WELL, MAYBE MORE THAN SOME
As far as giving Christmas presents that need assembly, we have given our share, Lego sets, bikes, car models, etc. But, I’m almost certain last years gift to my brother-in-law probably won the award for needing “the most assembly.”
I wrote a blog post soon after the 2013 holidays about my Wooden Boat Building Brother-in-Law Dave. He has been called many names, but the most recent is, “The Wood Genius,” and for good reason as you will see below.
Last years Christmas gift from us to Dave didn’t look like much. He unwrapped the long cardboard tube that resembled a giant Tootsie roll. It contained a bunch of papers with the design plans for a wooden watercraft called a Runabout Rascal.
This project would require more than some assembly. It would also take time to save funds for the supplies, and would take many hours to complete.
THE PLANNING STAGES
Dave studies the intricate instructions and illustrations. Calculates the amount of materials needed and makes an initial purchase.
The detailed prints are put together and hung where Dave can have a quick reference visual. The vertical fir wood pieces are precisely measured, cut, epoxied, then screwed in place on a work bench. Once this is done, these frames are set up on what is called a strongback to hold the super structure in place for ongoing construction.
Boat building is a hobby Dave loves and it exudes from his every pore. On our last visit, he leads the way to the garage, proud of the progress he has made on the Rascal. As he opens the door the pungent scent of fresh-cut wood rushes to greet me. I comment on how fabulous the aroma is, and he says, “Thank you, it’s all me.” I can only laugh. We agree that someone should bottle that fresh-cut wood fragrance, (not his other fragrances-ha) even though we both know that certain scents can’t be matched, not like the real thing.

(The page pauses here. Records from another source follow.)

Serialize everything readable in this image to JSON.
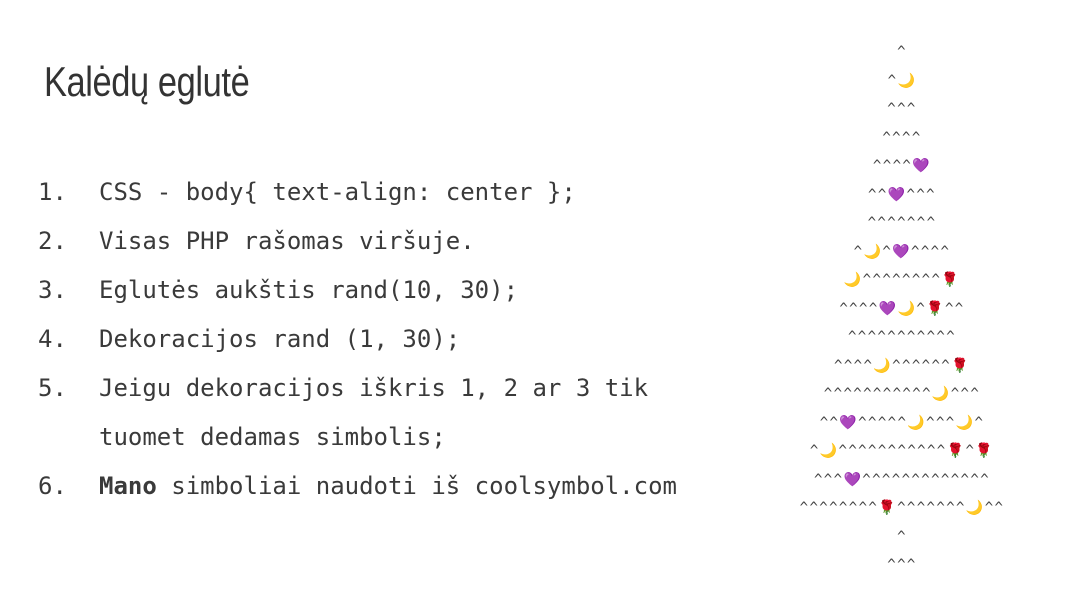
{
  "slide": {
    "title": "Kalėdų eglutė"
  },
  "steps": [
    {
      "num": "1.",
      "text": "CSS - body{ text-align: center };"
    },
    {
      "num": "2.",
      "text": "Visas PHP rašomas viršuje."
    },
    {
      "num": "3.",
      "text": "Eglutės aukštis rand(10, 30);"
    },
    {
      "num": "4.",
      "text": "Dekoracijos rand (1, 30);"
    },
    {
      "num": "5.",
      "text": "Jeigu dekoracijos iškris 1, 2 ar 3 tik tuomet dedamas simbolis;"
    },
    {
      "num": "6.",
      "bold": "Mano",
      "text": " simboliai naudoti iš coolsymbol.com"
    }
  ],
  "tree": {
    "rows": [
      "^",
      "^🌙",
      "^^^",
      "^^^^",
      "^^^^💜",
      "^^💜^^^",
      "^^^^^^^",
      "^🌙^💜^^^^",
      "🌙^^^^^^^^🌹",
      "^^^^💜🌙^🌹^^",
      "^^^^^^^^^^^",
      "^^^^🌙^^^^^^🌹",
      "^^^^^^^^^^^🌙^^^",
      "^^💜^^^^^🌙^^^🌙^",
      "^🌙^^^^^^^^^^^🌹^🌹",
      "^^^💜^^^^^^^^^^^^^",
      "^^^^^^^^🌹^^^^^^^🌙^^"
    ],
    "trunk": [
      "^",
      "^^^"
    ]
  }
}
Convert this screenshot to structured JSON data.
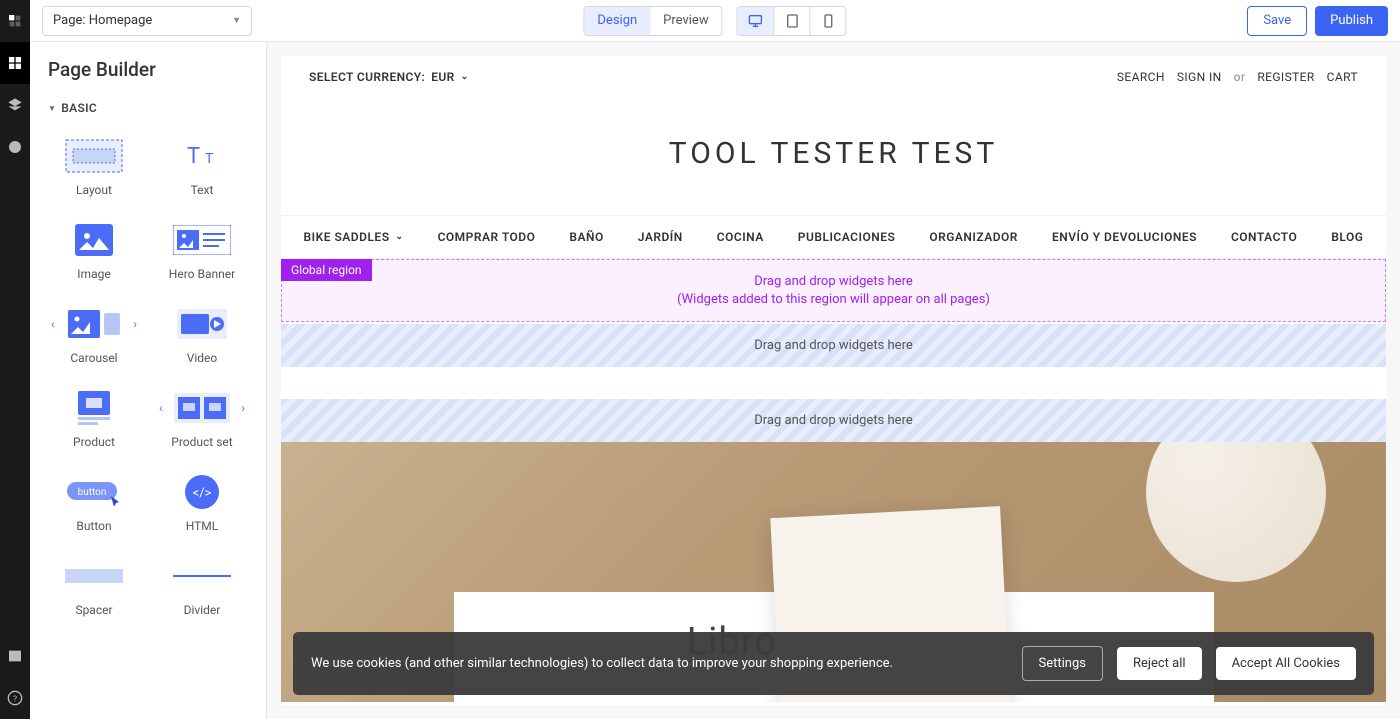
{
  "topbar": {
    "page_select": "Page: Homepage",
    "design": "Design",
    "preview": "Preview",
    "save": "Save",
    "publish": "Publish"
  },
  "panel": {
    "title": "Page Builder",
    "section_basic": "BASIC",
    "widgets": {
      "layout": "Layout",
      "text": "Text",
      "image": "Image",
      "hero": "Hero Banner",
      "carousel": "Carousel",
      "video": "Video",
      "product": "Product",
      "product_set": "Product set",
      "button": "Button",
      "html": "HTML",
      "spacer": "Spacer",
      "divider": "Divider"
    }
  },
  "store": {
    "currency_label": "SELECT CURRENCY:",
    "currency_value": "EUR",
    "search": "SEARCH",
    "signin": "SIGN IN",
    "or": "or",
    "register": "REGISTER",
    "cart": "CART",
    "title": "TOOL TESTER TEST",
    "nav": [
      "BIKE SADDLES",
      "COMPRAR TODO",
      "BAÑO",
      "JARDÍN",
      "COCINA",
      "PUBLICACIONES",
      "ORGANIZADOR",
      "ENVÍO Y DEVOLUCIONES",
      "CONTACTO",
      "BLOG"
    ],
    "global_tag": "Global region",
    "global_line1": "Drag and drop widgets here",
    "global_line2": "(Widgets added to this region will appear on all pages)",
    "drop_text": "Drag and drop widgets here",
    "hero_title": "Libros de cocina"
  },
  "cookies": {
    "msg": "We use cookies (and other similar technologies) to collect data to improve your shopping experience.",
    "settings": "Settings",
    "reject": "Reject all",
    "accept": "Accept All Cookies"
  }
}
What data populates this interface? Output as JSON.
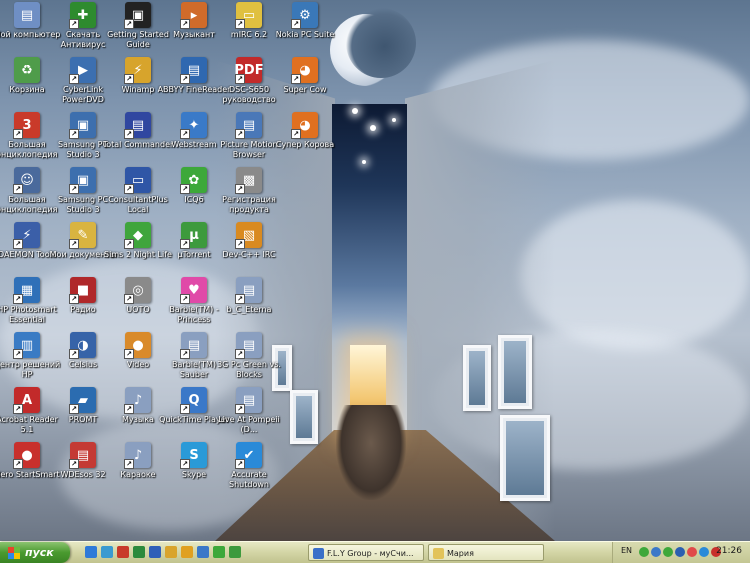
{
  "icons": [
    {
      "label": "Мой компьютер",
      "glyph": "▤",
      "color": "#6f8fc4"
    },
    {
      "label": "Корзина",
      "glyph": "♻",
      "color": "#4f9c4a"
    },
    {
      "label": "Большая энциклопедия",
      "glyph": "3",
      "color": "#c93a2a"
    },
    {
      "label": "Большая энциклопедия",
      "glyph": "☺",
      "color": "#4a6a9c"
    },
    {
      "label": "DAEMON Tools",
      "glyph": "⚡",
      "color": "#3b5fa8"
    },
    {
      "label": "HP Photosmart Essential",
      "glyph": "▦",
      "color": "#2f70b8"
    },
    {
      "label": "Центр решений HP",
      "glyph": "▥",
      "color": "#3a7bc4"
    },
    {
      "label": "Acrobat Reader 5.1",
      "glyph": "A",
      "color": "#c22a2a"
    },
    {
      "label": "Nero StartSmart",
      "glyph": "●",
      "color": "#c8302c"
    },
    {
      "label": "Скачать Антивирус",
      "glyph": "✚",
      "color": "#2e8b2e"
    },
    {
      "label": "CyberLink PowerDVD",
      "glyph": "▶",
      "color": "#3c6fb0"
    },
    {
      "label": "Samsung PC Studio 3",
      "glyph": "▣",
      "color": "#3d6fae"
    },
    {
      "label": "Samsung PC Studio 3",
      "glyph": "▣",
      "color": "#3d6fae"
    },
    {
      "label": "Мои документы",
      "glyph": "✎",
      "color": "#d9b440"
    },
    {
      "label": "Радио",
      "glyph": "■",
      "color": "#b0282a"
    },
    {
      "label": "Celsius",
      "glyph": "◑",
      "color": "#3663a8"
    },
    {
      "label": "PROMT",
      "glyph": "▰",
      "color": "#2b6cb0"
    },
    {
      "label": "WDEsos 32",
      "glyph": "▤",
      "color": "#c43a34"
    },
    {
      "label": "Getting Started Guide",
      "glyph": "▣",
      "color": "#222222"
    },
    {
      "label": "Winamp",
      "glyph": "⚡",
      "color": "#d7a42c"
    },
    {
      "label": "Total Commander",
      "glyph": "▤",
      "color": "#3047a0"
    },
    {
      "label": "ConsultantPlus Local",
      "glyph": "▭",
      "color": "#2f56a6"
    },
    {
      "label": "Sims 2 Night Life",
      "glyph": "◆",
      "color": "#3fa53c"
    },
    {
      "label": "UOTO",
      "glyph": "◎",
      "color": "#8a8a8a"
    },
    {
      "label": "Video",
      "glyph": "●",
      "color": "#d98a2a"
    },
    {
      "label": "Музыка",
      "glyph": "♪",
      "color": "#8a9fc0"
    },
    {
      "label": "Караоке",
      "glyph": "♪",
      "color": "#8a9fc0"
    },
    {
      "label": "Музыкант",
      "glyph": "▸",
      "color": "#d06b2a"
    },
    {
      "label": "ABBYY FineReader",
      "glyph": "▤",
      "color": "#2f68b0"
    },
    {
      "label": "Webstream",
      "glyph": "✦",
      "color": "#3a7ac8"
    },
    {
      "label": "ICQ6",
      "glyph": "✿",
      "color": "#3da83a"
    },
    {
      "label": "µTorrent",
      "glyph": "µ",
      "color": "#3d9a3d"
    },
    {
      "label": "Barbie(TM) - Princess",
      "glyph": "♥",
      "color": "#e04aa8"
    },
    {
      "label": "Barbie(TM) Sauber",
      "glyph": "▤",
      "color": "#8a9fc0"
    },
    {
      "label": "QuickTime Player",
      "glyph": "Q",
      "color": "#3a78c8"
    },
    {
      "label": "Skype",
      "glyph": "S",
      "color": "#2a9ad8"
    },
    {
      "label": "mIRC 6.2",
      "glyph": "▭",
      "color": "#e0c040"
    },
    {
      "label": "DSC-S650 руководство",
      "glyph": "PDF",
      "color": "#c22a2a"
    },
    {
      "label": "Picture Motion Browser",
      "glyph": "▤",
      "color": "#4a78b8"
    },
    {
      "label": "Регистрация продукта",
      "glyph": "▩",
      "color": "#8a8a8a"
    },
    {
      "label": "Dev-C++ IRC",
      "glyph": "▧",
      "color": "#d98a20"
    },
    {
      "label": "b_C_Eterna",
      "glyph": "▤",
      "color": "#8a9fc0"
    },
    {
      "label": "3G Pc Green vs. Blocks",
      "glyph": "▤",
      "color": "#8a9fc0"
    },
    {
      "label": "Live At Pompeii (D...",
      "glyph": "▤",
      "color": "#8a9fc0"
    },
    {
      "label": "Accurate Shutdown",
      "glyph": "✔",
      "color": "#2a8ad8"
    },
    {
      "label": "Nokia PC Suite",
      "glyph": "⚙",
      "color": "#3a78b8"
    },
    {
      "label": "Super Cow",
      "glyph": "◕",
      "color": "#e07020"
    },
    {
      "label": "Супер Корова",
      "glyph": "◕",
      "color": "#e07020"
    }
  ],
  "taskbar": {
    "start_label": "пуск",
    "tasks": [
      {
        "label": "F.L.Y Group - муСчи...",
        "color": "#3a6fc8"
      },
      {
        "label": "Мария",
        "color": "#e2c35a"
      }
    ],
    "quicklaunch": [
      {
        "icon": "ie-icon",
        "color": "#2f7ad8"
      },
      {
        "icon": "media-icon",
        "color": "#3a9ad0"
      },
      {
        "icon": "acrobat-icon",
        "color": "#c83a2a"
      },
      {
        "icon": "excel-icon",
        "color": "#2c8a3c"
      },
      {
        "icon": "word-icon",
        "color": "#2f5fb8"
      },
      {
        "icon": "folder-icon",
        "color": "#d9a42c"
      },
      {
        "icon": "search-icon",
        "color": "#e0a020"
      },
      {
        "icon": "globe-icon",
        "color": "#3a78c8"
      },
      {
        "icon": "icq-icon",
        "color": "#3da83a"
      },
      {
        "icon": "torrent-icon",
        "color": "#3d9a3d"
      }
    ],
    "tray": {
      "language": "EN",
      "clock": "21:26",
      "icons": [
        {
          "icon": "antivirus-icon",
          "color": "#3da83a"
        },
        {
          "icon": "network-icon",
          "color": "#3a78c8"
        },
        {
          "icon": "icq-tray-icon",
          "color": "#3da83a"
        },
        {
          "icon": "volume-icon",
          "color": "#2a5fb0"
        },
        {
          "icon": "flower-icon",
          "color": "#e04a4a"
        },
        {
          "icon": "monitor-icon",
          "color": "#2a8ad8"
        },
        {
          "icon": "shield-icon",
          "color": "#c8302c"
        }
      ]
    }
  }
}
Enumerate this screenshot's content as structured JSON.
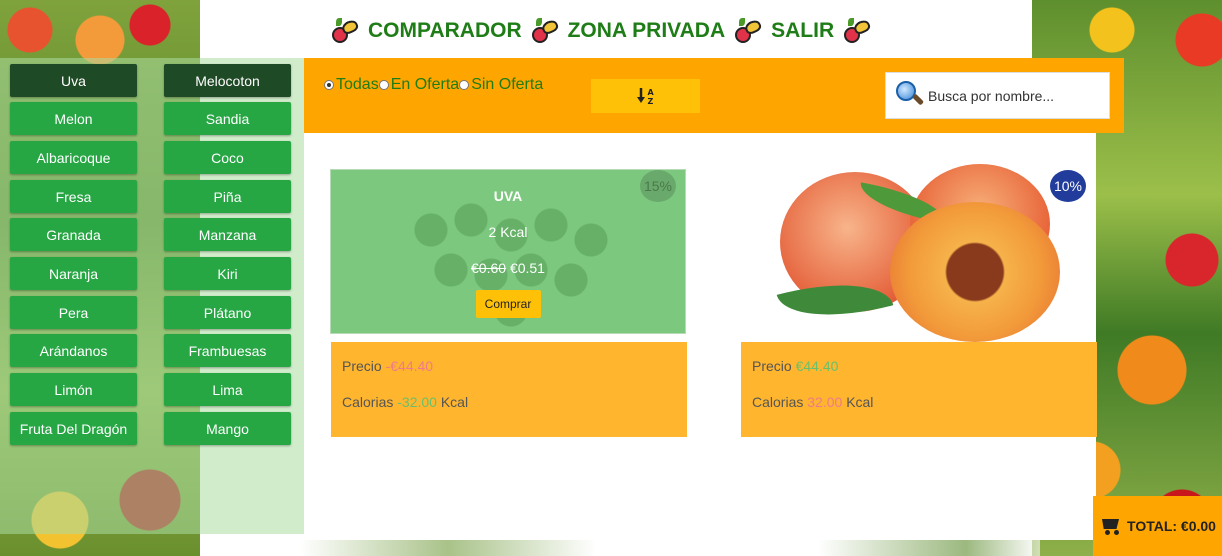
{
  "nav": {
    "comparador": "COMPARADOR",
    "zona_privada": "ZONA PRIVADA",
    "salir": "SALIR"
  },
  "fruits_left": [
    "Uva",
    "Melon",
    "Albaricoque",
    "Fresa",
    "Granada",
    "Naranja",
    "Pera",
    "Arándanos",
    "Limón",
    "Fruta Del Dragón"
  ],
  "fruits_right": [
    "Melocoton",
    "Sandia",
    "Coco",
    "Piña",
    "Manzana",
    "Kiri",
    "Plátano",
    "Frambuesas",
    "Lima",
    "Mango"
  ],
  "active_fruits": [
    "Uva",
    "Melocoton"
  ],
  "filters": {
    "options": [
      "Todas",
      "En Oferta",
      "Sin Oferta"
    ],
    "selected": "Todas"
  },
  "sort": {
    "icon": "sort-alpha-down-icon"
  },
  "search": {
    "placeholder": "Busca por nombre..."
  },
  "product_left": {
    "name": "UVA",
    "kcal": "2 Kcal",
    "old_price": "€0.60",
    "new_price": "€0.51",
    "buy_label": "Comprar",
    "discount": "15%"
  },
  "product_right": {
    "discount": "10%"
  },
  "compare_left": {
    "price_label": "Precio",
    "price_value": "-€44.40",
    "cal_label": "Calorias",
    "cal_value": "-32.00",
    "cal_unit": "Kcal"
  },
  "compare_right": {
    "price_label": "Precio",
    "price_value": "€44.40",
    "cal_label": "Calorias",
    "cal_value": "32.00",
    "cal_unit": "Kcal"
  },
  "cart": {
    "label": "TOTAL: €0.00"
  },
  "colors": {
    "nav_green": "#1e7d16",
    "button_green": "#27a644",
    "button_active": "#1f4a26",
    "filter_orange": "#ffa500",
    "info_orange": "#ffb52e",
    "badge_blue": "#223c9c"
  }
}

Next, I scan the area and take in all his past works. Since the early 2000’s, Dave has masterfully crafted a wooden strip canoe, two kayaks, and a dory motor boat, all different and all breath-taking, inside and out.
Eventually my eyes land upon the workbench with, tools, bottles of resin, and a few pieces of wood that are clamped together. I notice the hum of the furnace, and approach the skeleton of the boat to be. I touch the smooth sanded fir frames, and imagine how happy this Little Rascal (her name) will be once it’s effortlessly gliding across water, exquisitely fashioned in her mahogany, ash and fir.
If you are interested in reading about more of Dave’s other canoe click here, my website .
CAN’T WAIT UNTIL THIS LITTLE RASCALS BIRTH (Stay tuned for the announcement.)